That’s written down. I wrote it down the day I asked for my deadline to be pushed because I started to freak out about my timeline. And I’ve met that. If I had three years to produce this book, might it be different than it is? Sure. Of course. But it’s not because I don’t have three years. But it’s a damn good book and I’m really proud of it. I met my goal. My mission was a success. I rescued the hostages.
Create meaningful urgency. You aren’t on a treadmill going nowhere. You’re on a goddamn mission. Your book is being held hostage by gremlins. Slay them by the deadline. You can do it.
I get a cupcake for every 10,000 words. I love cupcakes. I’m eating a super expensive but delicious peppermint brownie in a mug tonight when I send in Finding Center. Whatever you need to do to reward yourself? Do it. Sugar’s a remarkable factor in keeping creativity high.
Additionally, I am more likely to listen to curated playlists online when I need to be at my creative best. My personal favorite is 8tracks and I search different tags (inspiration, writing, original character, or fanfics of my favorite tv shows or books) for fun playlists. New music helps wake up my brain so I’m not just spinning my tires in the same rut.
Talk through story problems or new ideas with a writer friend. Preferably, aloud. Because it uses a different part of your brain and processing method than typing (if you email, your brain is working the same way that it does when you’re typing in MS word. Really. It does), you’re more likely to work through a block than keeping your fingers on the keys.
Embrace the Slog
Even when you’re embracing the idea of managing creativity, you’re going to write chapters that suck. You’re going to write dialogue that’s stilted. You’re going to write characters who are flatter than a piece of paper. That’s okay. Let it go. Be one with the slog and mire. The process never bothered you anyway.
Frozen allusions aside, you have to slog through. No matter how close your deadline looms, you need to hit the end before you turn around and tweak those words. The slog is part of it.
Slow days are not less creative days. That’s really important to learn and maybe is the biggest lesson I’ve learned in the last five months. Slow days are not bad days. They are not less creative. They are not inherently worse. They will not ruin your career. They will not break the book. They do not make you a bad writer.
They’re just slow days.
Okay! Go forth and be creative! (Or, leave me creativity managing ideas in the comments.

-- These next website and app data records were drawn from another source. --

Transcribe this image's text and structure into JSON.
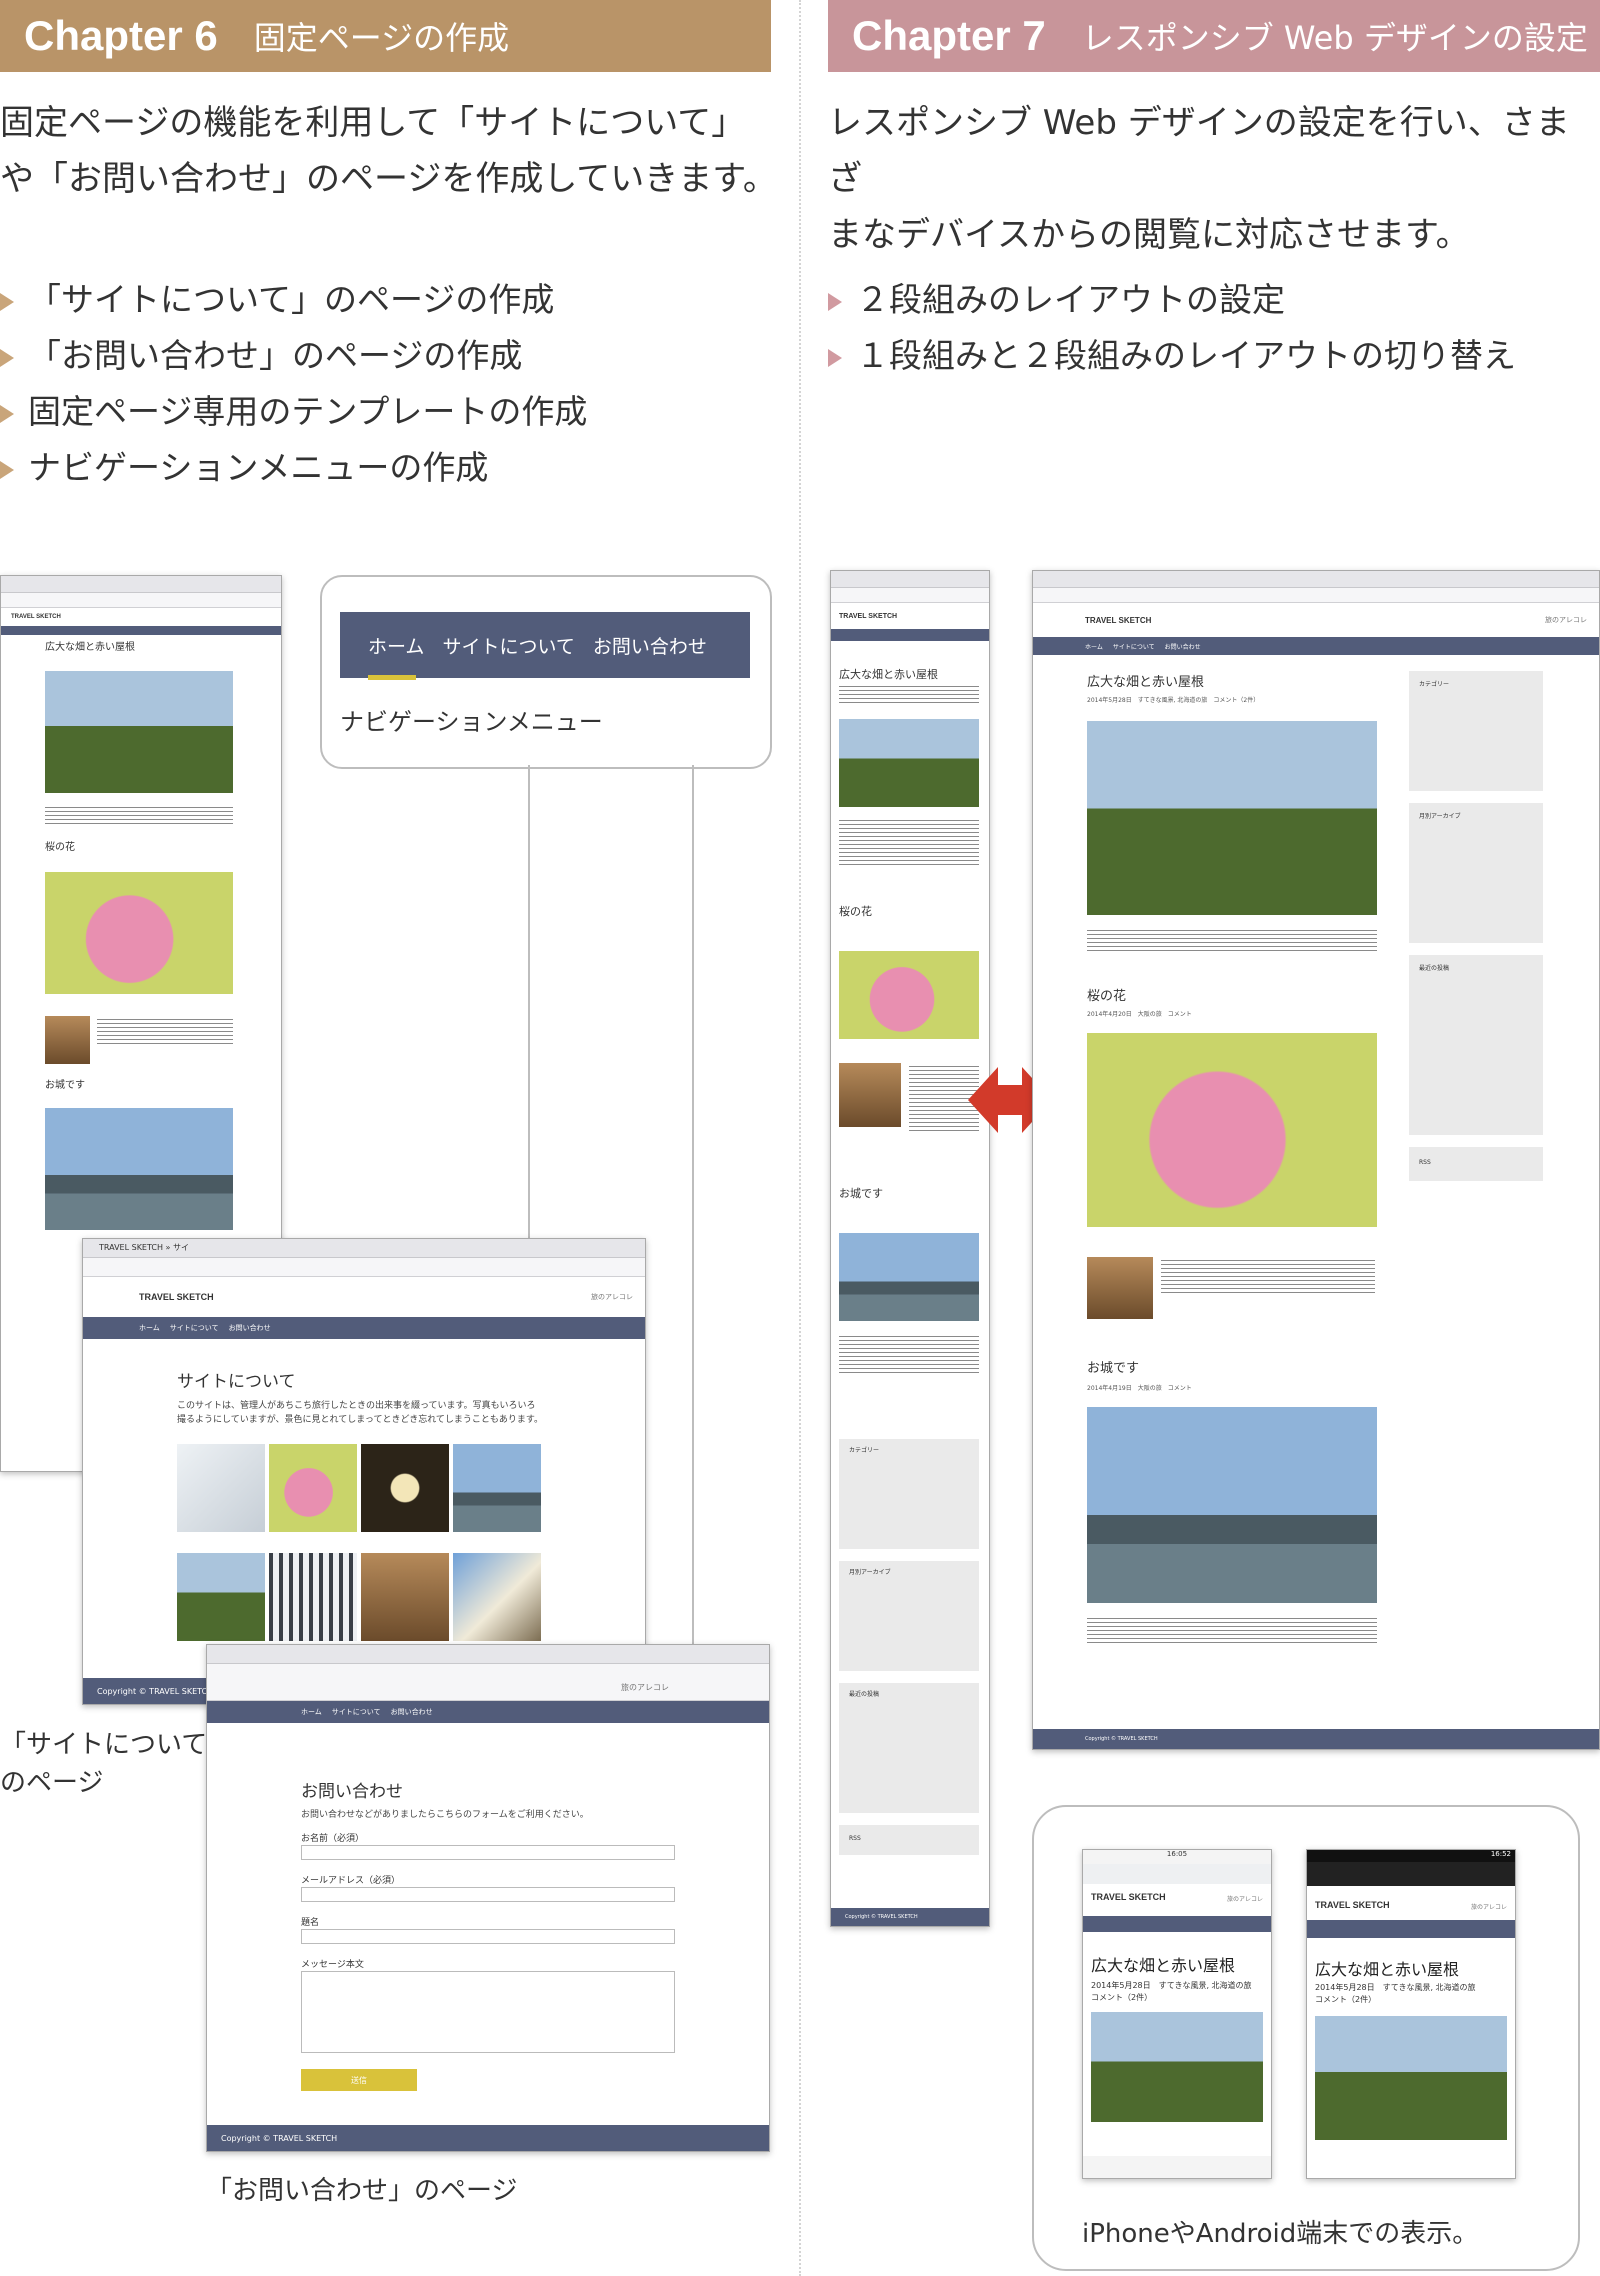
{
  "ch6": {
    "chapter": "Chapter 6",
    "title": "固定ページの作成",
    "intro1": "固定ページの機能を利用して「サイトについて」",
    "intro2": "や「お問い合わせ」のページを作成していきます。",
    "bullets": [
      "「サイトについて」のページの作成",
      "「お問い合わせ」のページの作成",
      "固定ページ専用のテンプレートの作成",
      "ナビゲーションメニューの作成"
    ]
  },
  "ch7": {
    "chapter": "Chapter 7",
    "title": "レスポンシブ Web デザインの設定",
    "intro1": "レスポンシブ Web デザインの設定を行い、さまざ",
    "intro2": "まなデバイスからの閲覧に対応させます。",
    "bullets": [
      "２段組みのレイアウトの設定",
      "１段組みと２段組みのレイアウトの切り替え"
    ]
  },
  "nav_callout": {
    "items": [
      "ホーム",
      "サイトについて",
      "お問い合わせ"
    ],
    "caption": "ナビゲーションメニュー"
  },
  "site": {
    "name": "TRAVEL SKETCH",
    "tagline": "旅のアレコレ",
    "nav": [
      "ホーム",
      "サイトについて",
      "お問い合わせ"
    ],
    "copyright": "Copyright © TRAVEL SKETCH",
    "tab_label": "TRAVEL SKETCH » サイ"
  },
  "posts": {
    "p1_title": "広大な畑と赤い屋根",
    "p1_meta": "2014年5月28日　すてきな風景, 北海道の旅　コメント（2件）",
    "p2_title": "桜の花",
    "p2_meta": "2014年4月20日　大阪の旅　コメント",
    "p3_title": "お城です",
    "p3_meta": "2014年4月19日　大阪の旅　コメント"
  },
  "about": {
    "title": "サイトについて",
    "body1": "このサイトは、管理人があちこち旅行したときの出来事を綴っています。写真もいろいろ",
    "body2": "撮るようにしていますが、景色に見とれてしまってときどき忘れてしまうこともあります。",
    "caption1": "「サイトについて」",
    "caption2": "のページ"
  },
  "contact": {
    "title": "お問い合わせ",
    "lead": "お問い合わせなどがありましたらこちらのフォームをご利用ください。",
    "name_label": "お名前（必須）",
    "email_label": "メールアドレス（必須）",
    "subject_label": "題名",
    "message_label": "メッセージ本文",
    "submit": "送信",
    "caption": "「お問い合わせ」のページ"
  },
  "sidebar": {
    "categories": "カテゴリー",
    "archives": "月別アーカイブ",
    "recent": "最近の投稿",
    "rss": "RSS"
  },
  "mobile": {
    "iphone_time": "16:05",
    "android_time": "16:52",
    "title": "広大な畑と赤い屋根",
    "meta1": "2014年5月28日　すてきな風景, 北海道の旅",
    "meta2": "コメント（2件）",
    "caption": "iPhoneやAndroid端末での表示。"
  },
  "colors": {
    "ch6": "#b99468",
    "ch7": "#c8959a",
    "nav": "#525c7a",
    "accent": "#d9c23a",
    "arrow": "#d23a2a"
  }
}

And I will love you a latke if you share this :))
How You Sabotage Your Own Creativity by Howard Jacobson
Detox December & Rejuvenation January Challenge by Susan Dennard
How to Stay Creative When Faced with Deadlines by Diana Adams
How To Stay Creative Under Pressure by John Baldoni
Daring Greatly by Brene Brown
Creativity Under the Gun (study) by Constance Hadley